We all tell ourselves stories, and all too often, we forget that they are just stories.
They aren’t fact.
They’re just a story.
Often they’re so out of touch with what actually IS that they’re ridiculous.
It’s a bit ridiculous that I have a story about not being a consistent person that I don’t know how to follow through.
It’s utter bullshit, really.
I can tell you where it came from, but that’s not really important, is it?
What’s important is knowing that just because you have a story doesn’t mean it’s true.
A story is just that—a STORY.
Maybe a part of it was at one time true. Or maybe not.
Maybe the whole damn thing is fiction.
A story is just a story.
And your stories help determine how you show up, what you do, what you achieve.
This story of mine that I’m utterly horrible at being consistent can keep me from even starting—if I let it.
Choosing to buy into the stories we tell ourselves is a motherfucking choice.
This story about being inconsistent is such crap.

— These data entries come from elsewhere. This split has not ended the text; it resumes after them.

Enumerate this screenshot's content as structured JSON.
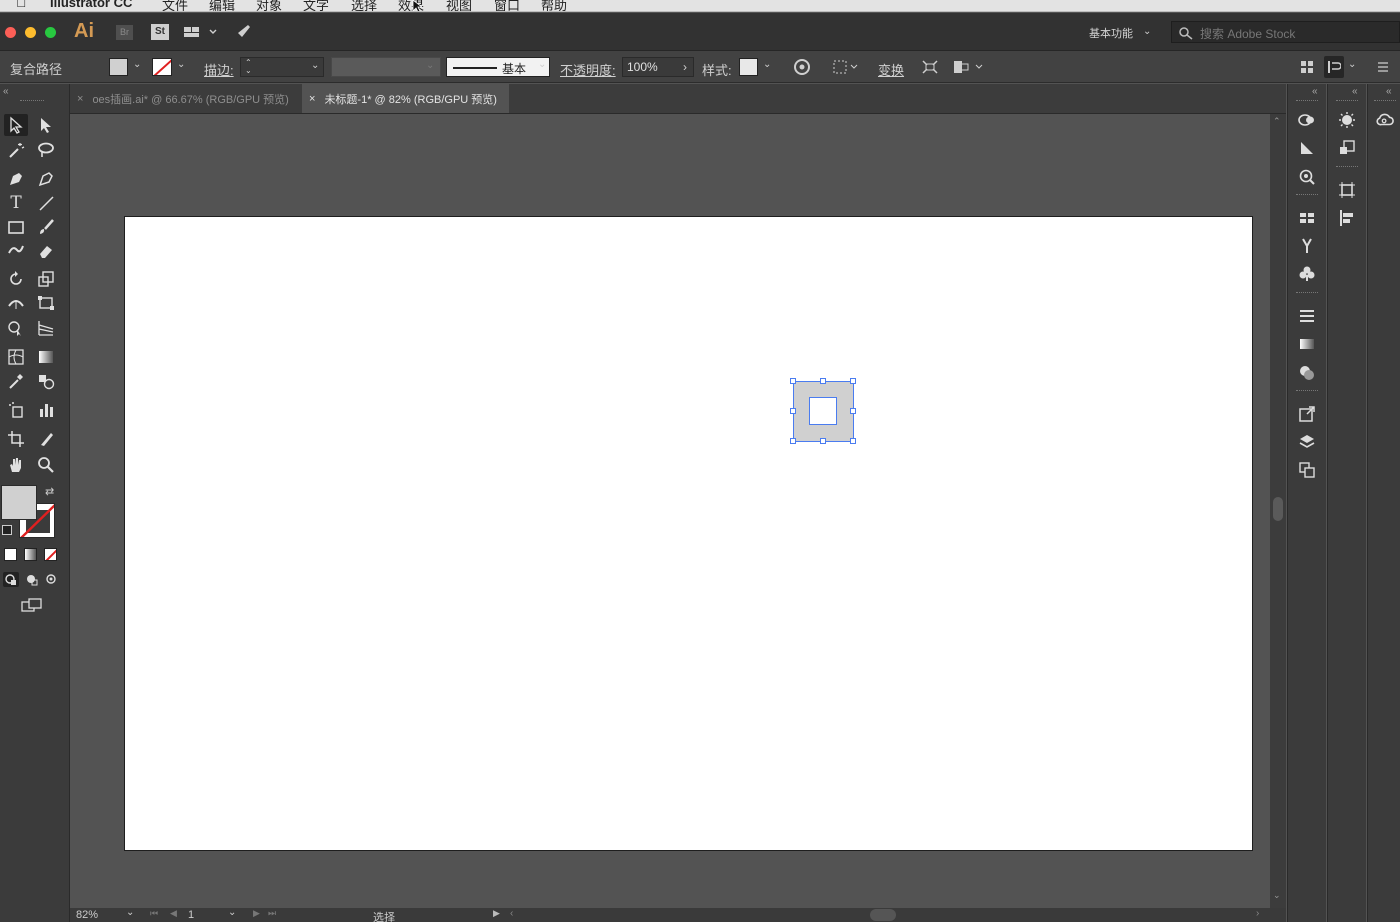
{
  "menubar": {
    "app_name": "Illustrator CC",
    "items": [
      "文件",
      "编辑",
      "对象",
      "文字",
      "选择",
      "效果",
      "视图",
      "窗口",
      "帮助"
    ]
  },
  "appbar": {
    "logo": "Ai",
    "bridge": "Br",
    "stock_btn": "St",
    "workspace": "基本功能",
    "search_placeholder": "搜索 Adobe Stock"
  },
  "control": {
    "object_type": "复合路径",
    "stroke_label": "描边:",
    "stroke_style": "基本",
    "opacity_label": "不透明度:",
    "opacity_value": "100%",
    "style_label": "样式:",
    "transform_label": "变换"
  },
  "tabs": [
    {
      "title": "oes插画.ai* @ 66.67% (RGB/GPU 预览)",
      "active": false
    },
    {
      "title": "未标题-1* @ 82% (RGB/GPU 预览)",
      "active": true
    }
  ],
  "status": {
    "zoom": "82%",
    "artboard": "1",
    "tool": "选择"
  },
  "colors": {
    "fill": "#d0d0d0",
    "selection": "#4a7cf0",
    "accent": "#d49a54"
  }
}
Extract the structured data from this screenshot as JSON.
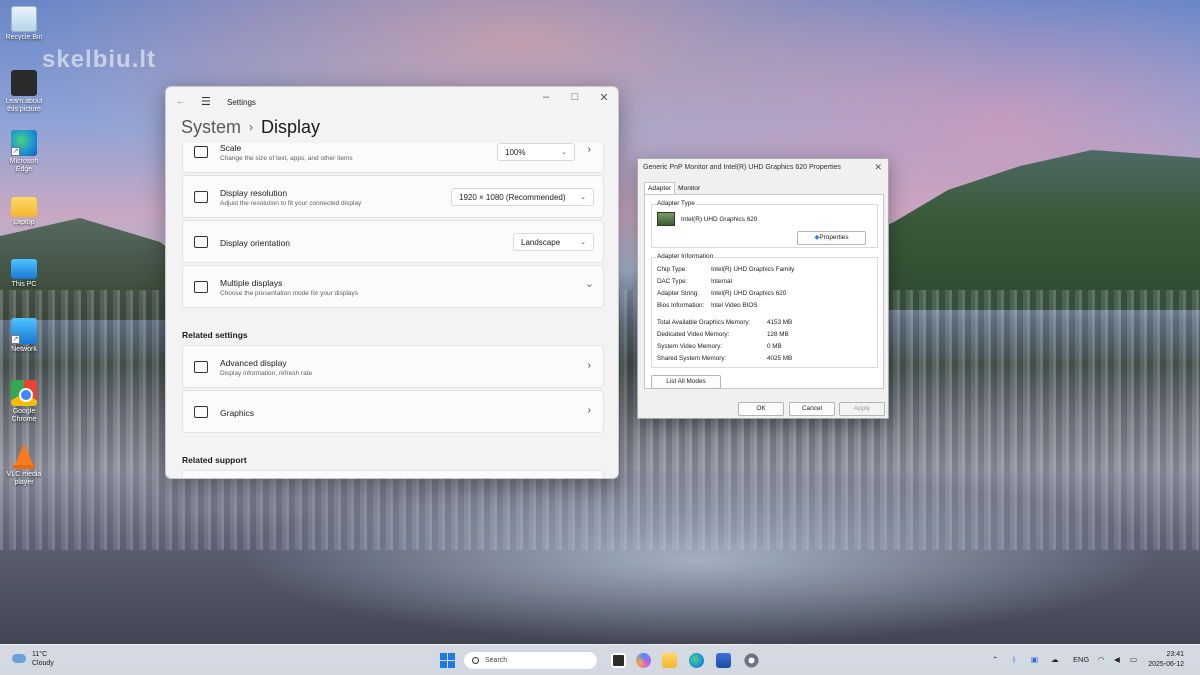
{
  "watermark": "skelbiu.lt",
  "desktop_icons": [
    {
      "label": "Recycle Bin"
    },
    {
      "label": "Learn about this picture"
    },
    {
      "label": "Microsoft Edge"
    },
    {
      "label": "Laptop"
    },
    {
      "label": "This PC"
    },
    {
      "label": "Network"
    },
    {
      "label": "Google Chrome"
    },
    {
      "label": "VLC media player"
    }
  ],
  "settings": {
    "window_title": "Settings",
    "breadcrumb_parent": "System",
    "breadcrumb_current": "Display",
    "cards": [
      {
        "title": "Scale",
        "subtitle": "Change the size of text, apps, and other items",
        "value": "100%"
      },
      {
        "title": "Display resolution",
        "subtitle": "Adjust the resolution to fit your connected display",
        "value": "1920 × 1080 (Recommended)"
      },
      {
        "title": "Display orientation",
        "subtitle": "",
        "value": "Landscape"
      },
      {
        "title": "Multiple displays",
        "subtitle": "Choose the presentation mode for your displays"
      }
    ],
    "related_settings_title": "Related settings",
    "related_settings": [
      {
        "title": "Advanced display",
        "subtitle": "Display information, refresh rate"
      },
      {
        "title": "Graphics",
        "subtitle": ""
      }
    ],
    "related_support_title": "Related support"
  },
  "properties": {
    "title": "Generic PnP Monitor and Intel(R) UHD Graphics 620 Properties",
    "tabs": [
      "Adapter",
      "Monitor"
    ],
    "adapter_type_label": "Adapter Type",
    "adapter_name": "Intel(R) UHD Graphics 620",
    "properties_button": "Properties",
    "adapter_info_label": "Adapter Information",
    "info": [
      {
        "key": "Chip Type:",
        "value": "Intel(R) UHD Graphics Family"
      },
      {
        "key": "DAC Type:",
        "value": "Internal"
      },
      {
        "key": "Adapter String:",
        "value": "Intel(R) UHD Graphics 620"
      },
      {
        "key": "Bios Information:",
        "value": "Intel Video BIOS"
      }
    ],
    "memory": [
      {
        "key": "Total Available Graphics Memory:",
        "value": "4153 MB"
      },
      {
        "key": "Dedicated Video Memory:",
        "value": "128 MB"
      },
      {
        "key": "System Video Memory:",
        "value": "0 MB"
      },
      {
        "key": "Shared System Memory:",
        "value": "4025 MB"
      }
    ],
    "list_all_modes": "List All Modes",
    "ok": "OK",
    "cancel": "Cancel",
    "apply": "Apply"
  },
  "taskbar": {
    "temperature": "11°C",
    "condition": "Cloudy",
    "search_placeholder": "Search",
    "language": "ENG",
    "time": "23:41",
    "date": "2025-06-12"
  }
}
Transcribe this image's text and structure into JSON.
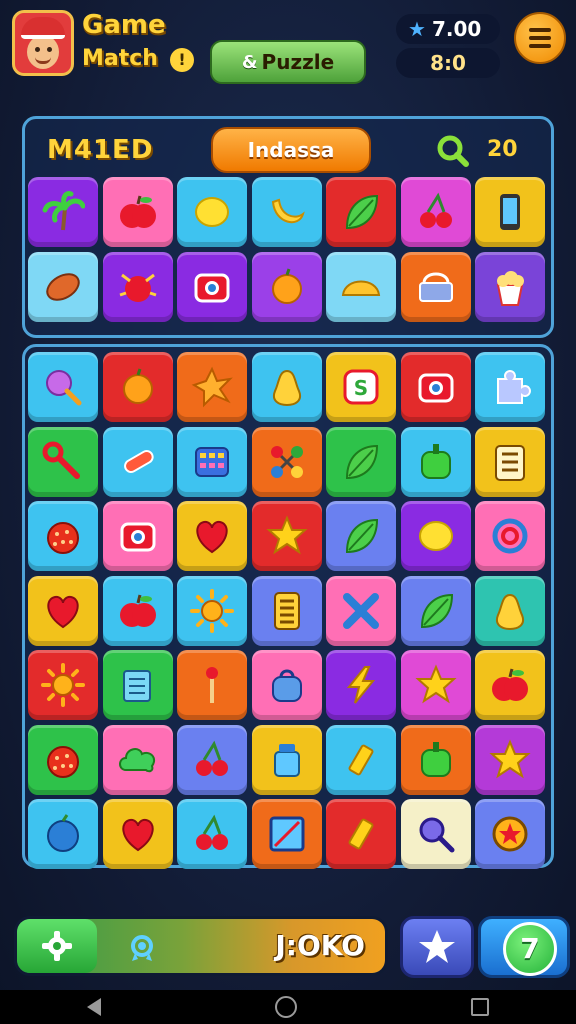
{
  "header": {
    "title_line1": "Game",
    "title_line2": "Match",
    "info_label": "!",
    "puzzle_button": {
      "symbol": "&",
      "label": "Puzzle"
    },
    "score_value": "7.00",
    "timer_value": "8:0",
    "accent_color": "#ffd43b"
  },
  "panel_top": {
    "level_label": "M41ED",
    "mode_button": "Indassa",
    "search_count": "20",
    "tiles": [
      {
        "bg": "#8a2be2",
        "icon": "palm-icon"
      },
      {
        "bg": "#ff6fb5",
        "icon": "apple-icon"
      },
      {
        "bg": "#3ec3f0",
        "icon": "lemon-icon"
      },
      {
        "bg": "#3ec3f0",
        "icon": "banana-icon"
      },
      {
        "bg": "#e32b2b",
        "icon": "leaf-icon"
      },
      {
        "bg": "#e04ad6",
        "icon": "cherry-icon"
      },
      {
        "bg": "#f2c21b",
        "icon": "phone-icon"
      },
      {
        "bg": "#7fd8f5",
        "icon": "football-icon"
      },
      {
        "bg": "#8a2be2",
        "icon": "bug-icon"
      },
      {
        "bg": "#8a2be2",
        "icon": "camera-icon"
      },
      {
        "bg": "#9b40e8",
        "icon": "orange-icon"
      },
      {
        "bg": "#7fd8f5",
        "icon": "taco-icon"
      },
      {
        "bg": "#f06b1a",
        "icon": "basket-icon"
      },
      {
        "bg": "#7a44d8",
        "icon": "popcorn-icon"
      }
    ]
  },
  "board": {
    "tiles": [
      {
        "bg": "#3ec3f0",
        "icon": "lollipop-icon"
      },
      {
        "bg": "#e32b2b",
        "icon": "orange-icon"
      },
      {
        "bg": "#f06b1a",
        "icon": "star-burst-icon"
      },
      {
        "bg": "#3ec3f0",
        "icon": "pear-icon"
      },
      {
        "bg": "#f2c21b",
        "icon": "s-badge-icon"
      },
      {
        "bg": "#e32b2b",
        "icon": "camera-icon"
      },
      {
        "bg": "#3ec3f0",
        "icon": "puzzle-piece-icon"
      },
      {
        "bg": "#2ec24a",
        "icon": "wrench-icon"
      },
      {
        "bg": "#3ec3f0",
        "icon": "candy-icon"
      },
      {
        "bg": "#3ec3f0",
        "icon": "calculator-icon"
      },
      {
        "bg": "#f06b1a",
        "icon": "molecule-icon"
      },
      {
        "bg": "#2ec24a",
        "icon": "leaf-icon"
      },
      {
        "bg": "#3ec3f0",
        "icon": "pepper-icon"
      },
      {
        "bg": "#f2c21b",
        "icon": "notes-icon"
      },
      {
        "bg": "#3ec3f0",
        "icon": "tomato-icon"
      },
      {
        "bg": "#ff6fb5",
        "icon": "camera-icon"
      },
      {
        "bg": "#f2c21b",
        "icon": "heart-icon"
      },
      {
        "bg": "#e32b2b",
        "icon": "star-icon"
      },
      {
        "bg": "#6a80f0",
        "icon": "leaf-icon"
      },
      {
        "bg": "#8a2be2",
        "icon": "lemon-icon"
      },
      {
        "bg": "#ff6fb5",
        "icon": "ring-icon"
      },
      {
        "bg": "#f2c21b",
        "icon": "heart-icon"
      },
      {
        "bg": "#3ec3f0",
        "icon": "apple-icon"
      },
      {
        "bg": "#3ec3f0",
        "icon": "sun-icon"
      },
      {
        "bg": "#6a80f0",
        "icon": "list-icon"
      },
      {
        "bg": "#ff6fb5",
        "icon": "ribbon-icon"
      },
      {
        "bg": "#6a80f0",
        "icon": "leaf-icon"
      },
      {
        "bg": "#2ec4b0",
        "icon": "pear-icon"
      },
      {
        "bg": "#e32b2b",
        "icon": "sun-icon"
      },
      {
        "bg": "#2ec24a",
        "icon": "box-icon"
      },
      {
        "bg": "#f06b1a",
        "icon": "match-icon"
      },
      {
        "bg": "#ff6fb5",
        "icon": "bag-icon"
      },
      {
        "bg": "#8a2be2",
        "icon": "lightning-icon"
      },
      {
        "bg": "#e04ad6",
        "icon": "star-icon"
      },
      {
        "bg": "#f2c21b",
        "icon": "apple-icon"
      },
      {
        "bg": "#2ec24a",
        "icon": "tomato-icon"
      },
      {
        "bg": "#ff6fb5",
        "icon": "cloud-icon"
      },
      {
        "bg": "#6a80f0",
        "icon": "cherry-icon"
      },
      {
        "bg": "#f2c21b",
        "icon": "jar-icon"
      },
      {
        "bg": "#3ec3f0",
        "icon": "crayon-icon"
      },
      {
        "bg": "#f06b1a",
        "icon": "pepper-icon"
      },
      {
        "bg": "#b43ad8",
        "icon": "star-icon"
      },
      {
        "bg": "#3ec3f0",
        "icon": "plum-icon"
      },
      {
        "bg": "#f2c21b",
        "icon": "heart-icon"
      },
      {
        "bg": "#3ec3f0",
        "icon": "cherry-icon"
      },
      {
        "bg": "#f06b1a",
        "icon": "frame-icon"
      },
      {
        "bg": "#e32b2b",
        "icon": "crayon-icon"
      },
      {
        "bg": "#f5f0c8",
        "icon": "magnifier-icon"
      },
      {
        "bg": "#6a80f0",
        "icon": "medal-icon"
      }
    ]
  },
  "bottom_bar": {
    "progress_text": "J:OKO",
    "progress_fraction": 1.0,
    "hint_label": "7"
  }
}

I can pull many examples from my life where I have, in fact, BEEN consistent. Times where I followed through and did what I said I would.
When this story pops up as it does from time to time, some days, it feels a bit like playing Whac-A-Mole.
On those days, I remind myself that I have been super fucking consistent with working out.
Today marks 1,039 consecutive days of working out.
Now to be clear, not every workout was a high-intensity, dripping in sweat, “holy hell, I’m going to feel this tomorrow” workout. (I don’t think that is ever a healthy workout strategy.)
But, it is 1,039 days of intentionally moving my body in a way that is nourishing and supportive of feeling my best.
Some days are the “holy hell that was wicked intense! I’m not sure I can make it off the floor” workouts. Others are a restorative yoga class and everything in between.
The style of workout isn’t what’s really important. The important bit is the CONSISTENCY.
Every day for 1,039 days, I’ve intentionally moved my body.
Days where my degenerative disc disease was acting up—I moved.
Days with migraines—I moved.
Days where my hip was out of alignment—I moved.
No matter what—
The consistency is what matters.
The flexibility in how I worked out is what matters.
The trust in my body to tell me what I needed to feel better is what matters.
The follow-through on the decision I made at the end of April back in 2018 is what matters.
The self-discipline matters.
When that old story about not being consistent pops up, the knowledge that for 1,039 days, I’ve kept my commitment to work out every day—that matters.
The stories you tell yourself may have once been true or partly true. But they don’t have to stay that way.
Before deciding to work out daily, there were YEARS of trying to follow a 4- or 5-day schedule. That never worked for me.
Inevitably Wednesday or Thursday would hit, and I’d know that getting in the 4 or 5 workouts was no longer possible for the week. So, I’d flake out with the promise to myself that I’d start again on Monday.
Over and over, the cycle repeated.
Until I hit the point of enough is enough.
Clearly, how I’d been approaching it wasn’t working, and I needed something different.
On May 1, 2018, the plan was made to start my daily workout schedule.
I rocked it.
totally got this.
daily workouts are working.
Let’s start this again.
Today… 1,039 days and going strong.
It started with the decision.
It continued by continually deciding to stick to the damn decision.
It’s stuck because I refused to allow ANYTHING to stop me from getting in my workout.
It’s not hard to be consistent.
It’s not hard to follow through on what you want.
What’s hard are the wishy-washy commitments.
Let go of the stories keeping you from being All. The. Fuck. In.
Remember, you absolutely can Love Your Life and Live Your Dreams. It all begins within.